It's true that harassment, assault, violence, and rape exist in our world. It's also true that these important issues impact all genders but disproportionately affect women. But once you realize how frequently and lazily the show has trotted out the rape, assault, and murder of women — mostly via mechanical plot devices — the more you realized that Game of Thrones wasn't interested in nuanced explorations of sexual oppression or its many after-effects on survivors of assault.
It's gotten better in some regards when it comes to all these matters, but in general, Game of Thrones has used sexual menace and naked bodies as wallpaper so frequently that it's been impossible to conclude that those go-to moves reflected anything but an excess of hormones and/or cynical storytelling expediency.
Of course, there are other reasons — some quite reasonable — that Game of Thrones never consistently gave us prominent star-crossed couples to care about. In Westeros and beyond, people are forever trotting off to new destinations and/or getting killed off. Having read the first three books in the series of novels by George R.R. Martin, I knew this was the deal and I'm actually fine with the fact that this was never the show that was going to give us Luke and Lorelai feels.
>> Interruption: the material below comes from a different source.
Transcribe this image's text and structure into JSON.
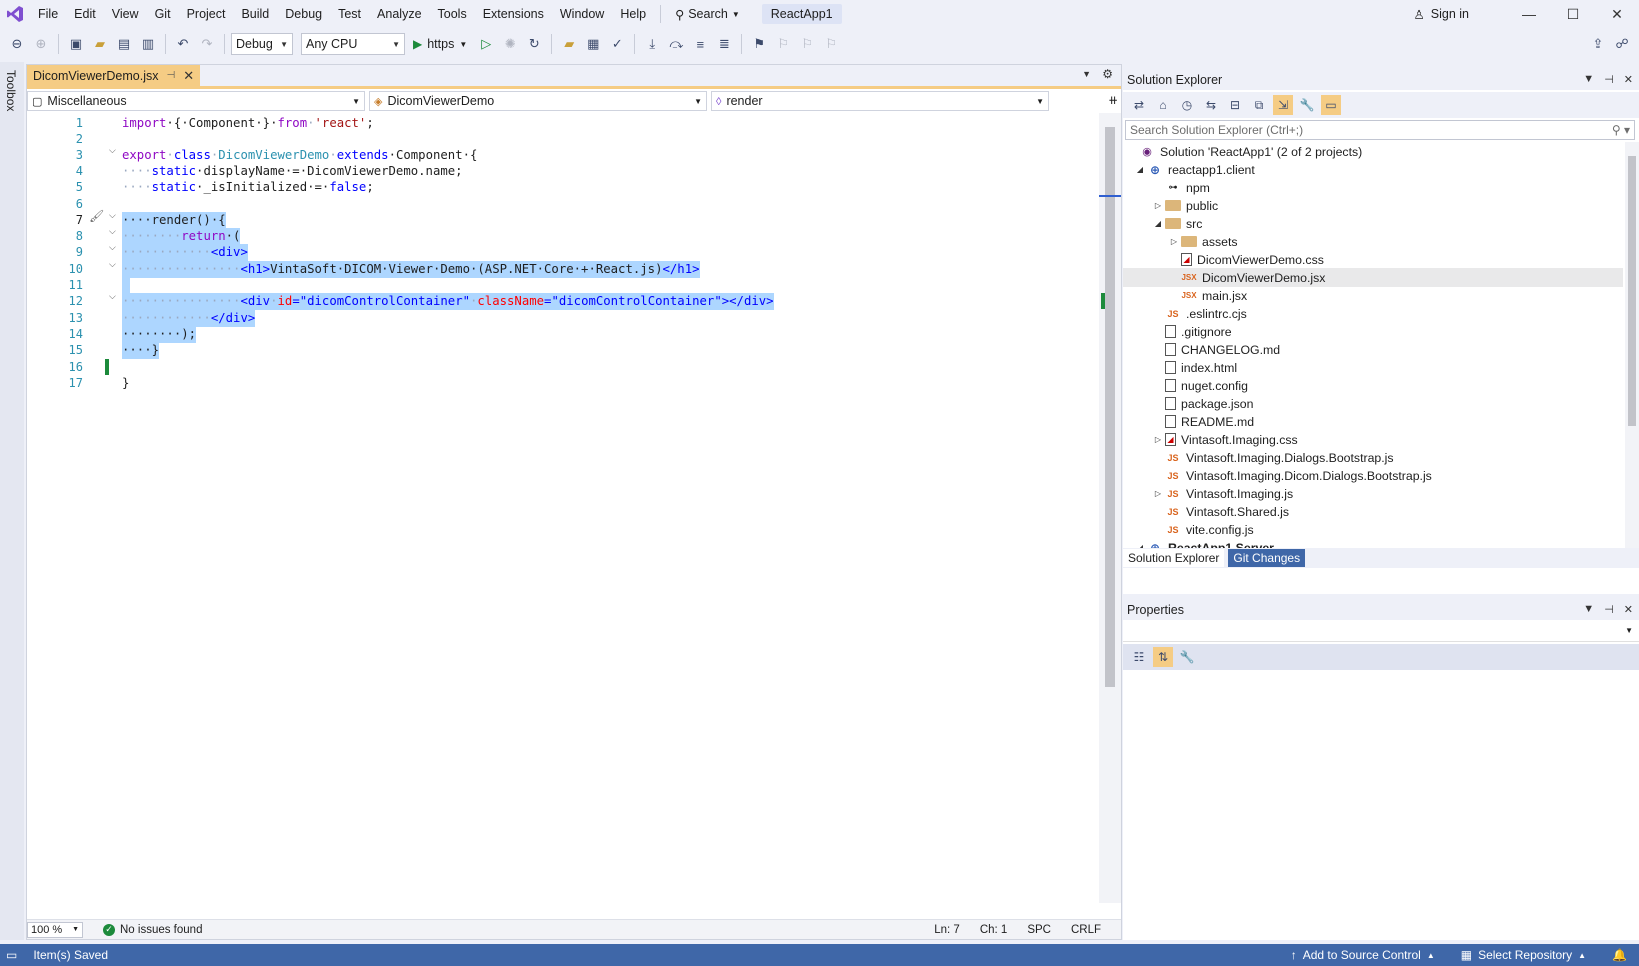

The bigger issue is that it's hard to escape the haze of practicality or pessimism that hangs over most of Game of Thrones' sex scenes. It's not like there's no joy or pleasure on Game of Thrones -- its visual beauty, its many great performances and its transcendent moments of connection gave me reasons to stick with it all these years. If the flesh displays were often grim, transactional or perfunctory, there was still the massive and sometimes awe-inspiring scale. And there were scales — hello, dragons and zombie dragons! But moments on the smallest scale — two people talking in a room — have lodged in my memory longest.
The scene that convinced me that Game of Thrones, which was inconsistent and exposition-heavy in its early days, could be something special was a dialogue between Robert Baratheon (Mark Addy) and his wife Cersei in the seventh episode of the first season. Over a glass of wine, they discussed, quite calmly, how much they despised each other, and why their marriage was broken beyond repair.
It was riveting, it was quiet, and it worked on an impressive array of levels. That moment represents the best of what Game of Thrones has been able to achieve at it heights; it can make us care about people who are so flawed that they may well rise to the level of despicable. And yet because their personalities and loyalties are so complicated and collide in such consequential ways, we cannot look away.
So here I go, down the rabbit hole of a re-watch ahead of the final season's premiere. And I won't apologize for fast-forwarding through the sex scenes.
This week, TV Guide is exploring television's relationship with sex, puberty, and everything in between. As part of Sex Ed Week, we're examining how Vida embraces sex as a form of storytelling, the complicated and contradictory rules of TV censorship, how TV continues to fail viewers when it comes to adult virginity, and more. You can check out all our Sex Ed Week content here.